Twins Polo (Timothy Renouf) and Twitch (Katrina Allen) are celebrating their 25th birthday. Born with only one heart between them, the twins are something of an unexplained medical miracle, and with Twitch possessing most of said heart, she is full of love, while Polo is completely devoid of it. Along with friends like Jacks (Natalia Titcomb) and various love interests ending with Billy (Gareth Balai), Hot Mess follows them on a night out on their birthday, and tells the story of their relationship with one another, their contrasting lives, and how they differ from each another – taking their major physiological and psychological difference into account.

Written by Ella Hickson, who brought us Oil and Eight, Hot Mess lives up to its name. Katrina Allen is slightly scary but precise and romantic as the endearingly obsessive Twitch, while Natalia Titcomb is loud and obnoxious as sexually promiscuous party-girl Jacks, and I couldn’t make out if I found her quite refreshing or just wholly unlikeable. Timothy Renouf is considerably quieter and much subtler than the rest of the cast, and seems to deliver would-be punchy lines with far less zeal – but perhaps this is a creative decision as he is supposed to, literally, have less heart and soul than your average 25-year-old.

While the writing had some lovely quaint, romantic observations regarding other people and everyday life, it was mostly a little bizarre. There is a horrid scene in which Jacks and Polo, in a nightclub, break the fourth wall and use the men of the audience as sort of cast members, pointing and laughing at them hysterically, accusing them of not being able to take their eyes off Jacks scantily clad body – and I can’t see what purpose the scene served other than to involve and slightly embarrass the audience.

While it is possible to see what Hot Mess is aiming for, I’m not sure it fully gets there.
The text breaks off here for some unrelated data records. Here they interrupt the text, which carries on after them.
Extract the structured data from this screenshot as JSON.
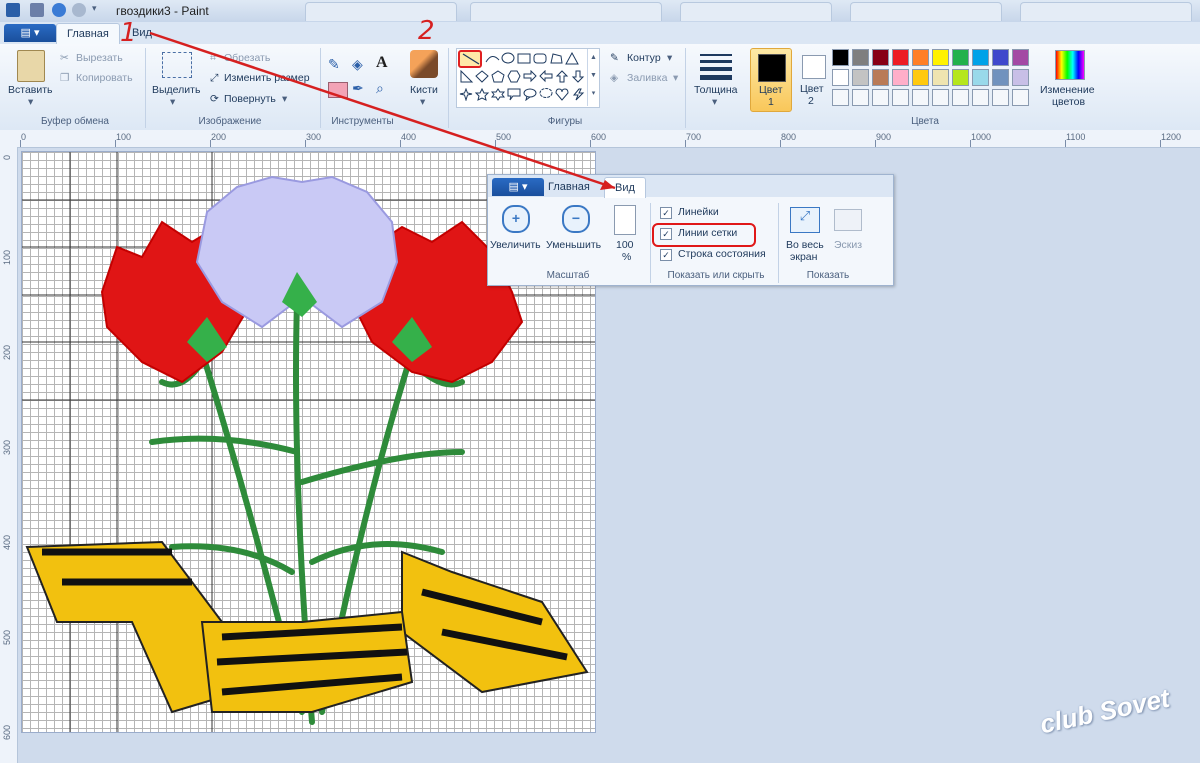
{
  "window": {
    "title": "гвоздики3 - Paint"
  },
  "tabs": {
    "file_label": "",
    "home": "Главная",
    "view": "Вид"
  },
  "clipboard": {
    "paste": "Вставить",
    "cut": "Вырезать",
    "copy": "Копировать",
    "group": "Буфер обмена"
  },
  "image": {
    "select": "Выделить",
    "crop": "Обрезать",
    "resize": "Изменить размер",
    "rotate": "Повернуть",
    "group": "Изображение"
  },
  "tools": {
    "group": "Инструменты"
  },
  "brushes": {
    "label": "Кисти"
  },
  "shapes": {
    "outline": "Контур",
    "fill": "Заливка",
    "group": "Фигуры"
  },
  "thickness": {
    "label": "Толщина"
  },
  "colors": {
    "color1": "Цвет",
    "color1_num": "1",
    "color2": "Цвет",
    "color2_num": "2",
    "edit": "Изменение",
    "edit2": "цветов",
    "group": "Цвета",
    "row1": [
      "#000000",
      "#7f7f7f",
      "#880015",
      "#ed1c24",
      "#ff7f27",
      "#fff200",
      "#22b14c",
      "#00a2e8",
      "#3f48cc",
      "#a349a4"
    ],
    "row2": [
      "#ffffff",
      "#c3c3c3",
      "#b97a57",
      "#ffaec9",
      "#ffc90e",
      "#efe4b0",
      "#b5e61d",
      "#99d9ea",
      "#7092be",
      "#c8bfe7"
    ]
  },
  "ruler": {
    "h": [
      "0",
      "100",
      "200",
      "300",
      "400",
      "500",
      "600",
      "700",
      "800",
      "900",
      "1000",
      "1100",
      "1200"
    ],
    "v": [
      "0",
      "100",
      "200",
      "300",
      "400",
      "500",
      "600"
    ]
  },
  "popup": {
    "home_tab": "Главная",
    "view_tab": "Вид",
    "zoom_in": "Увеличить",
    "zoom_out": "Уменьшить",
    "zoom_100": "100",
    "zoom_pct": "%",
    "zoom_group": "Масштаб",
    "rulers": "Линейки",
    "gridlines": "Линии сетки",
    "statusbar": "Строка состояния",
    "showhide_group": "Показать или скрыть",
    "fullscreen": "Во весь",
    "fullscreen2": "экран",
    "thumbnail": "Эскиз",
    "show_group": "Показать"
  },
  "annotations": {
    "step1": "1",
    "step2": "2"
  },
  "watermark": {
    "text": "club Sovet"
  }
}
There are strange, very dark moments of an almost supernatural nature which aren’t presented with much clarity, and Twitch’s never-ending capacity to ‘love’ didn’t seem to stretch to her twin brother, who apparently disappeared for a year with little to no reaction from Twitch upon his return.

The play also seems to only concentrate on romantic or sexual love, rather than familial, despite acknowledging that a sibling relationship is ‘the longest you’ll ever have in your life’. A mixed bag, Hot Mess, is funny and contemporary in places, but still feels a little unrefined.

Hot Mess played at the Lion and Unicorn Theatre as part of the Camden Fringe.